'''
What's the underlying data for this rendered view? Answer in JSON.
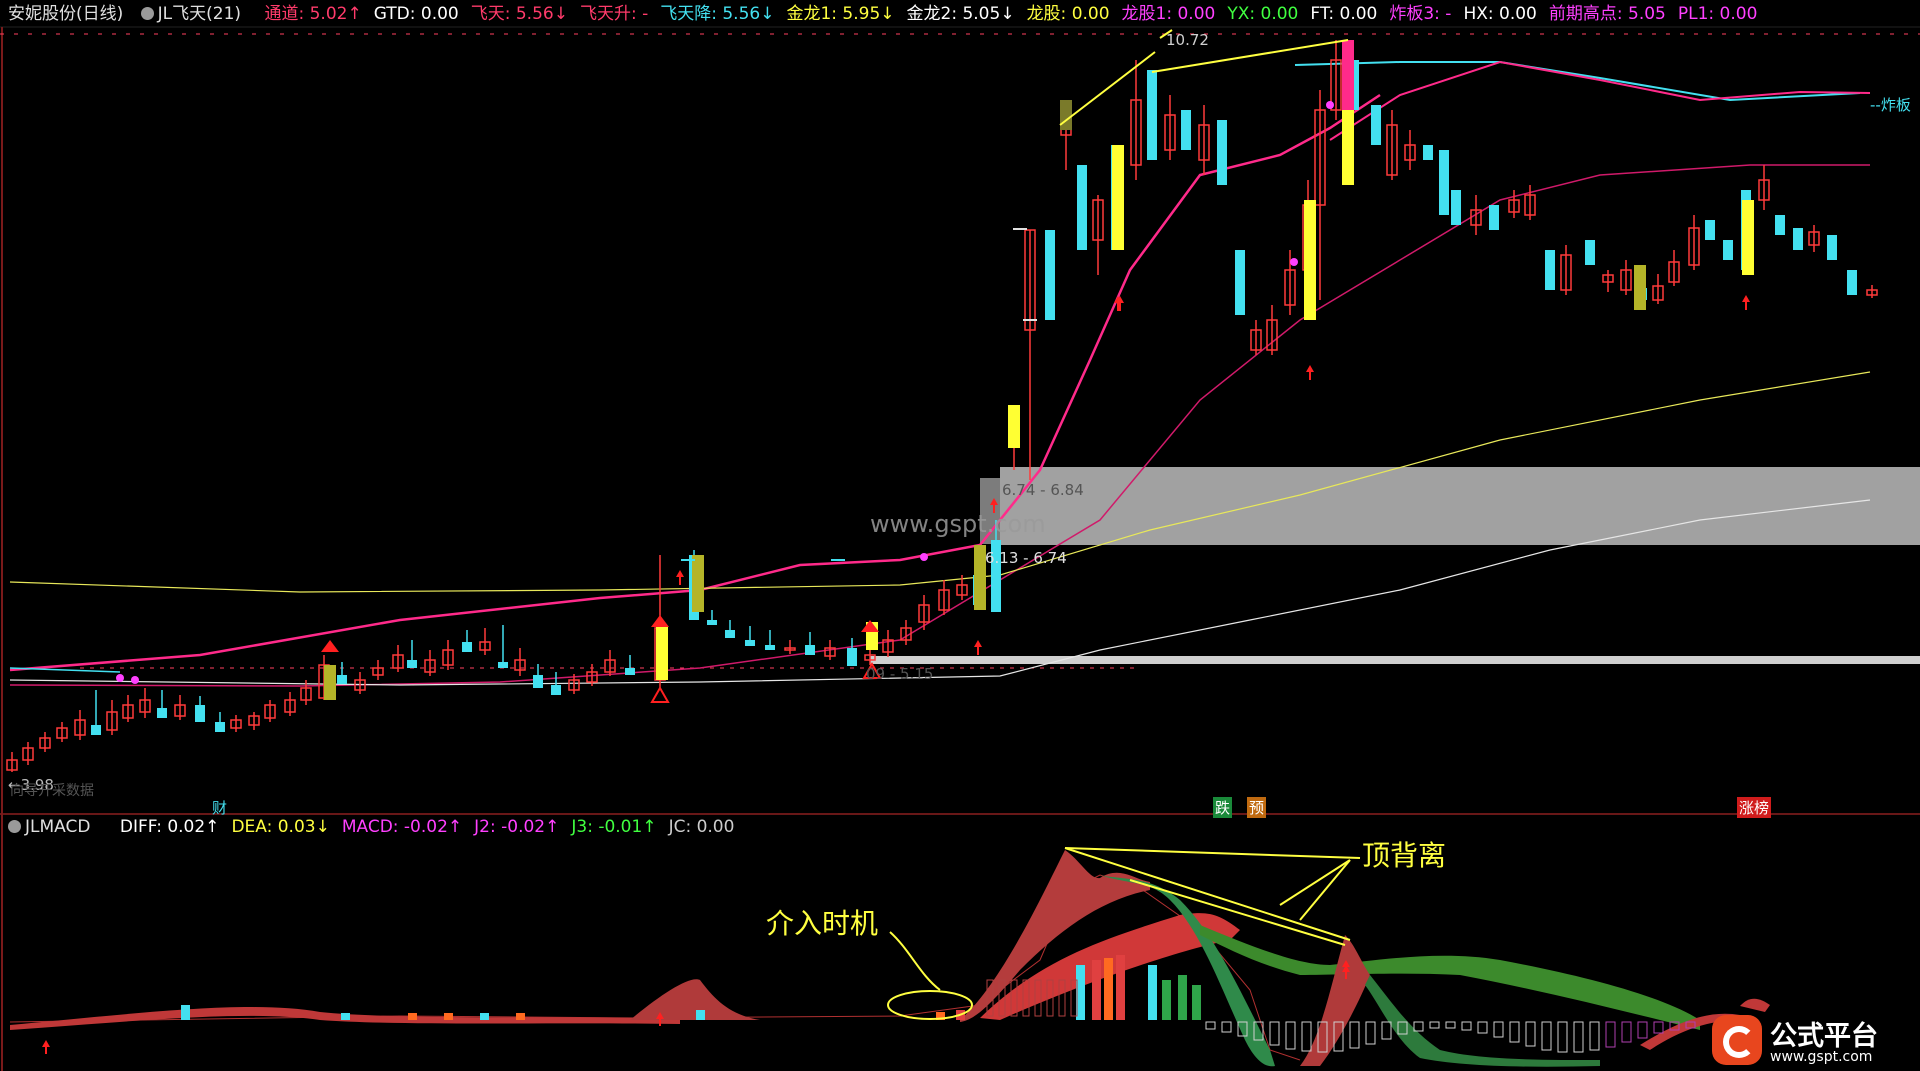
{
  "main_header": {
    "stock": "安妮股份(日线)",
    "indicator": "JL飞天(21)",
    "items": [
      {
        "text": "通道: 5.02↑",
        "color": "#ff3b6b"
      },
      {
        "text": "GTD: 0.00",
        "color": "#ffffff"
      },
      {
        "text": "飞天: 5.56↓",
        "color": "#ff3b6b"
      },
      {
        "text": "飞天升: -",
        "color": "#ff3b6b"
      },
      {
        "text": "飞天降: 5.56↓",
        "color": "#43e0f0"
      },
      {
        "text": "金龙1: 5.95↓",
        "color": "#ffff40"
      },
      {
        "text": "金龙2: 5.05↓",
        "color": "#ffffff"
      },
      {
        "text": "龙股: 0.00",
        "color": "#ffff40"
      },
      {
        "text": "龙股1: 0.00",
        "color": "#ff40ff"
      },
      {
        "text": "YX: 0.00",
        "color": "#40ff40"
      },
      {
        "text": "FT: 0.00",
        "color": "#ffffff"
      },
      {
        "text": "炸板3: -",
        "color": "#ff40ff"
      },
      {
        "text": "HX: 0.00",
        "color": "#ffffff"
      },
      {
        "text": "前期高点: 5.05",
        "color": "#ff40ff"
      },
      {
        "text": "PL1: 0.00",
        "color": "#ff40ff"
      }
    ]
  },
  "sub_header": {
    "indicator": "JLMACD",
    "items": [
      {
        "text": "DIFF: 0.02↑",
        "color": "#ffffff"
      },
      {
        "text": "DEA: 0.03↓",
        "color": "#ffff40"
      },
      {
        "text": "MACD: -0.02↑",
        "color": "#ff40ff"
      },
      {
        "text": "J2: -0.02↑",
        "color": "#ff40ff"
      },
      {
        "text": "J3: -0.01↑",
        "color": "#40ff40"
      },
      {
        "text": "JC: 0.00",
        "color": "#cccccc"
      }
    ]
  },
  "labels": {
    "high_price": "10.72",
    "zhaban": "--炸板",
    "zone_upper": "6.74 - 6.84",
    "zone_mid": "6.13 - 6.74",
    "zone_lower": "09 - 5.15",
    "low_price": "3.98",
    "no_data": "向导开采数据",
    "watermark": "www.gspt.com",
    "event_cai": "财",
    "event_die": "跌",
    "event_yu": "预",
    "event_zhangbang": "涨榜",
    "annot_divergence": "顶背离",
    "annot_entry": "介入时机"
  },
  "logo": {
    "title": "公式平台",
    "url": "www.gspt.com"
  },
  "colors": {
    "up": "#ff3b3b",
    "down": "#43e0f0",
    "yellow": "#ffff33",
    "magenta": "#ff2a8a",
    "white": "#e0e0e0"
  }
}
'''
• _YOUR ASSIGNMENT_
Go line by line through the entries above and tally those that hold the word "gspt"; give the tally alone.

• _RESULT OF THIS EXERCISE_
2